It is almost time to fix blame for what some see as the impending disaster in collective bargaining between the NFL and the NFL Players Association. This week's negotiation sessions produced no results. The sport has operated brilliantly without a work stoppage for almost a quarter century. Even though the existing collective bargaining agreement does not expire until early March, the media buzzards are beginning to circle the carcass of the "once-great, but-no-longer-so" National Football League. We know for certain who will be blamed: the players.
We have had labor disputes in professional team sports since the late 1960s. Major League Baseball and its Players Association hold the record with eight work stoppages, although many were management-ordered lockouts. Their dysfunctional labor relations system changed dramatically in 2002 when the parties reached a mutually beneficial contract after all-night bargaining between Mike Weiner for the Union and Rob Manfred for baseball management. They repeated their stellar performance in 2006 and will get the chance to go three-for-three with bargaining after this coming season. They are terrific lawyers and will not allow an unnecessary work stoppage to occur.
The same cannot be said of the folks across town at the NFL, although the legal talent on each team is substantial. Both bargaining groups are led by rookies -- De Smith for the Players Association and Roger Goodell for the NFL. Smith has to show he was a worthy choice to succeed Gene Upshaw, who not only showed his talents in negotiating, but also for fifteen years as a Hall of Fame guard with the old Oakland Raiders. Goodell does not face the same political environment, but he too is on trial.
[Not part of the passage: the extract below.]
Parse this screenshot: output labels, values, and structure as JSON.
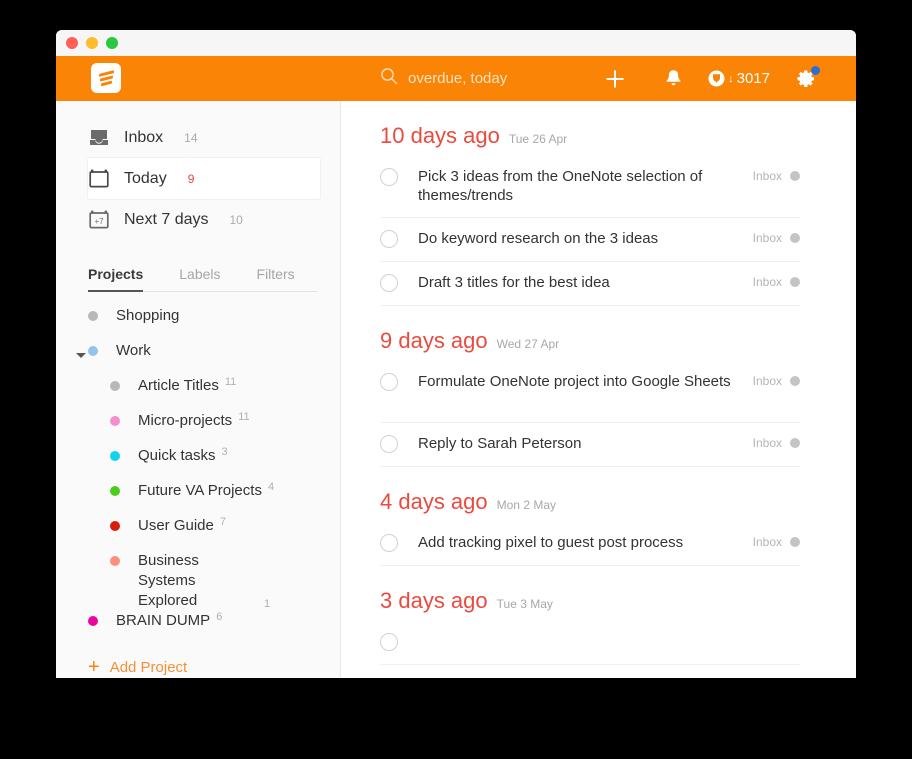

One thing for sure -- if there is a work stoppage, the fans will blame the players. They always have blamed the players by overwhelming numbers. There have been times when the players -- or, more precisely, their union -- deserved part of the blame, but fans just think the players are being greedy and that their avarice cause all interruptions in the game. They are millionaires, no? No one even thinks it is possible that the billionaire owners might be at fault.
Owners are in the sports business to make money and, like in real life, some of their investments pay off; some do not. There is no question they want to make more money, and that is understandable. The owners' demand to increase the regular season to 18 games falls into that category of "more money, more often." It is hard to evaluate whether this is a good idea or not. The Union says it will subject the players to increased risks of injury, but they are already playing a game filled to the brim with dangers to their physical and mental health, not to mention to their life expectancy. The owners will likely get these two extra games, but the Union may demand something in exchange by way of extended medical benefits that may diminish the pain.
When the baseball union was on its schedule of periodic work stoppages, the fans would always blame Marvin Miller (followed by Don Fehr) for the disruptions. I think that was based, at least in part, on the false premise that these young men were simply playing a child's game that any one of the fans could play. As John Fogarty sang: "Put me in coach, I'm ready to play today." Not only were they making millions (at least after free agency arrived in 1976), but they were doing so performing a skill every fan thought he had. On the other hand, no fan had the skill or resources to own a club. (This wrongly assumed that owners actually bought the clubs with their own money rather than with resources borrowed from a bank.)
Of course, fans cannot play Major League baseball. If they could, clubs would sign them in a second at a rate of pay more favorable to management. Hitting a curve ball during the 1/1,000th of a second when a bat strikes the ball is one of the hardest things to do in life. A fast ball reaches the plate in about 0.4 seconds. Try that sometime. Nonetheless, the fans were convinced the players were just overpaid prima donnas.
No one thinks they can play NFL football. The speed and size of the players make that prospect unappealing to say the least. The belated attention to concussions and life-long disabilities has sensitized the public to what these men go through for our entertainment. Recognizing that the average NFL football career is about three seasons may make the fans more likely to recognize that they have to get it while they can. An owner's work life, on the other hand, is much longer and much more lucrative.
As we move towards the fourth quarter of collective bargaining in football, it will still be hard for fans to blame the owners for being greedy. We still have images of a splendid Super Bowl dancing in our dreams. Management does have a terrific chief negotiator at the table, Jeff Pash, the long-time General Counsel of the League. He will push hard, but he too is a realistic bargainer. I stand by my prediction that we will not lose any meaningful games as a result of this tete-a-tete. If we do, then we should blame both sides for "bad bargaining" and penalize them 15 yards and loss of down.